Essentialism begins with the same insight as existentialism - that the world is so complex and so full of baroque exuberance that we will never be able to know' or 'understand' it fully.

But no sooner have we shaken hands with the existentialists than we part company. We leave them to their folly. For the poor bumblers then go forth, believing that even though they can't understand how the world works, they can nevertheless figure out how to make it work better!

Thus do they want to control interest rates...economic growth...foreign governments...ingestibles...you name it. And thus do they throw away their dignity...and generally make a mess of things.

In the '50s and '60s it was all very hip to be an existentialist. It was avant-garde.

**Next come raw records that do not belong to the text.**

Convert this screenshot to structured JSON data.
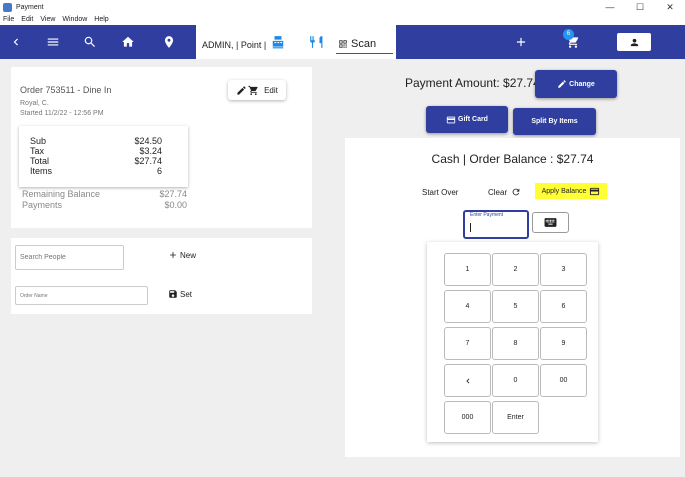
{
  "window": {
    "title": "Payment",
    "controls": {
      "minimize": "—",
      "maximize": "☐",
      "close": "✕"
    }
  },
  "menu": [
    "File",
    "Edit",
    "View",
    "Window",
    "Help"
  ],
  "navbar": {
    "user_context": "ADMIN, | Point |",
    "scan_label": "Scan",
    "cart_count": "6",
    "colors": {
      "primary": "#303f9f",
      "accent": "#1e88e5"
    },
    "icons": [
      "back-icon",
      "menu-icon",
      "search-icon",
      "home-icon",
      "location-icon",
      "register-icon",
      "utensils-icon",
      "qr-code-icon",
      "plus-icon",
      "cart-icon",
      "person-icon"
    ]
  },
  "order": {
    "title": "Order 753511 - Dine In",
    "customer": "Royal, C.",
    "started": "Started 11/2/22 - 12:56 PM",
    "edit_label": "Edit",
    "totals": [
      {
        "label": "Sub",
        "value": "$24.50"
      },
      {
        "label": "Tax",
        "value": "$3.24"
      },
      {
        "label": "Total",
        "value": "$27.74"
      },
      {
        "label": "Items",
        "value": "6"
      }
    ],
    "remaining": {
      "label": "Remaining Balance",
      "value": "$27.74"
    },
    "payments": {
      "label": "Payments",
      "value": "$0.00"
    }
  },
  "people": {
    "search_placeholder": "Search People",
    "new_label": "New",
    "order_name_placeholder": "Order Name",
    "set_label": "Set"
  },
  "payment": {
    "amount": "Payment Amount: $27.74",
    "change_label": "Change",
    "gift_card_label": "Gift Card",
    "split_label": "Split By Items",
    "balance_title": "Cash | Order Balance : $27.74",
    "start_over": "Start Over",
    "clear": "Clear",
    "apply_balance": "Apply Balance",
    "enter_payment_label": "Enter Payment",
    "highlight_color": "#ffff33"
  },
  "keypad": {
    "keys": [
      "1",
      "2",
      "3",
      "4",
      "5",
      "6",
      "7",
      "8",
      "9",
      "",
      "0",
      "00",
      "000",
      "Enter"
    ]
  }
}
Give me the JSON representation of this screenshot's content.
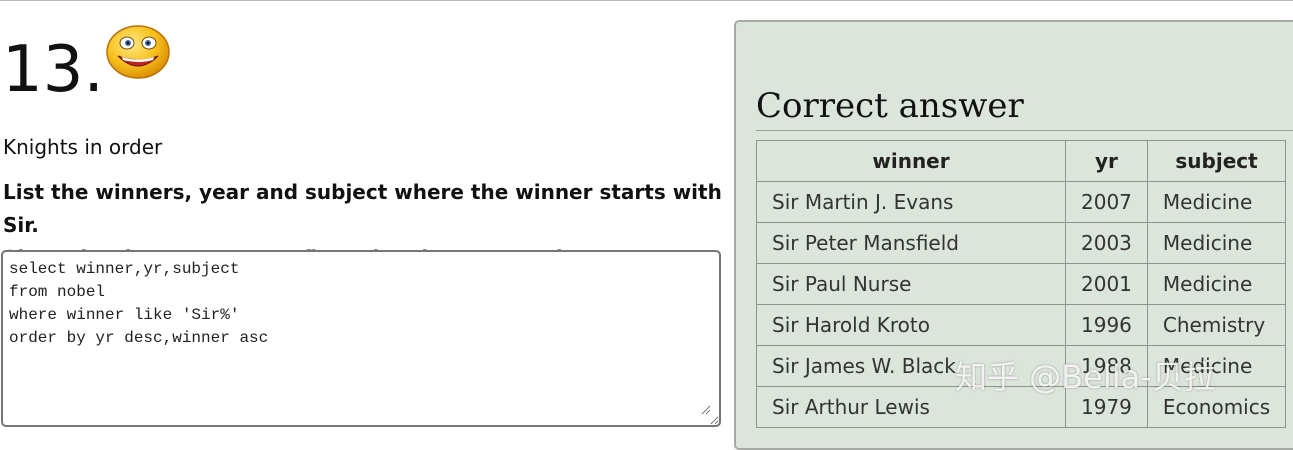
{
  "question": {
    "number": "13.",
    "title": "Knights in order",
    "description_line1": "List the winners, year and subject where the winner starts with Sir.",
    "description_line2": "Show the the most recent first, then by name order."
  },
  "editor": {
    "sql": "select winner,yr,subject\nfrom nobel\nwhere winner like 'Sir%'\norder by yr desc,winner asc"
  },
  "answer": {
    "heading": "Correct answer",
    "columns": [
      "winner",
      "yr",
      "subject"
    ],
    "rows": [
      [
        "Sir Martin J. Evans",
        "2007",
        "Medicine"
      ],
      [
        "Sir Peter Mansfield",
        "2003",
        "Medicine"
      ],
      [
        "Sir Paul Nurse",
        "2001",
        "Medicine"
      ],
      [
        "Sir Harold Kroto",
        "1996",
        "Chemistry"
      ],
      [
        "Sir James W. Black",
        "1988",
        "Medicine"
      ],
      [
        "Sir Arthur Lewis",
        "1979",
        "Economics"
      ]
    ]
  },
  "watermark": "知乎 @Bella-贝拉",
  "colors": {
    "panel_background": "#dce5db",
    "panel_border": "#a7aaa6",
    "table_border": "#8e938d"
  },
  "icons": {
    "smiley": "smiley-face-icon"
  }
}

But now almost everyone is an existentialist and almost every one of them seems like a pathetic boob.

We essentialists may be pathetic too, but we hope to maintain our dignity by observing the world rather than sweating to improve it. We content ourselves to try to fathom the essential principles, rules, and laws that keep the old ball turning.

'You can't get something for nothing,' is a common example. We were too late on the scene to claim we coined the phrase, but when we found it we didn't waste a minute putting it in our pocket, along with the other loose change of the essentialist's fortune.

'Love thy neighbor,' is in there. So is 'the borrower is slave to the lender.'

This last essential verity has been recently overlooked - along with most of the rest. But it came to mind after a news report explained that China had warned U.S. Treasury Secretary John Snow to lay off criticism of China's policy of pegging its currency to the dollar. Keep it up, said the Chinese, and we'll stop lending you money by investing in your damned bonds.

We're sure Snow must have shot back with something like:

'Oh yeah...well, we'll just stop buying your cheap crap...'

But Snow's comeback must have had a tinny sound to it, like a bankrupt who threatens to take his bank business down the street.

China's trade is booming - up at a 33% rate in the first 7 months of the year. The average Chinaman still lives in a hovel, but it is a better hovel. They're building luxury apartments in Shanghai and selling them as fast as they can get them up. And foreigners are lining up to learn to speak Mandarin, hoping to get an early edge on the Next Big Thing.

Of course, the Chinese will have their own mad booms and comic bust-ups. But the big boom of the last 200 years has been in America. The U.S. is the great success story of the last two centuries. Its thrifty, hard-working people built the greatest economy the world has ever seen. Now they enjoy the fruits of their labors; America has become the land of the freest spenders on earth. And they will continue to enjoy their good fortune...as long as the Chinese are willing to lend them money.

A tide of tsunami proportions threatens America's free spenders. But what exactly is shaping the wave - inflation, or deflation? The Fed has been inflating, off and on, more and less, ever since it came into being...and especially after the golden handcuffs were taken off in 1971. People grump and grouse when gasoline prices inflate, but they smile in silence when inflation bubbles out the prices of their houses or their stocks.

But everything that inflates, deflates too. At least, that is our essentialist observation. While asset prices have been going up...consumer price inflation has been falling. In the last 18 months, the median CPI rate has fallen in half, from 4% annually to 2%.

We are headed to Tokyo, we have thought, where CPI rates have been negative for several years and the Bank of Japan maintains short rates near zero.

But whoa-ho! Both Bloomberg and TheStreet.com think they have spotted a change in the trend. Now there is talk of the Fed raising rates, in light of an expanding economy.

There has been a "U-turn in rate expectations," said one analyst. "No one expects a cut any more."

We're not so sure. We don't think Greenspan has the stomach for it. Besides, sooner or later, the inflation of the last great credit boom will deflate...no matter what the Fed does. Either prices will fall, or the dollar will. When? How? All the gypsy fortune-tellers in the Bronx couldn't tell you.

But we will find out.

Back to homepage

Leave a comment

Leave a comment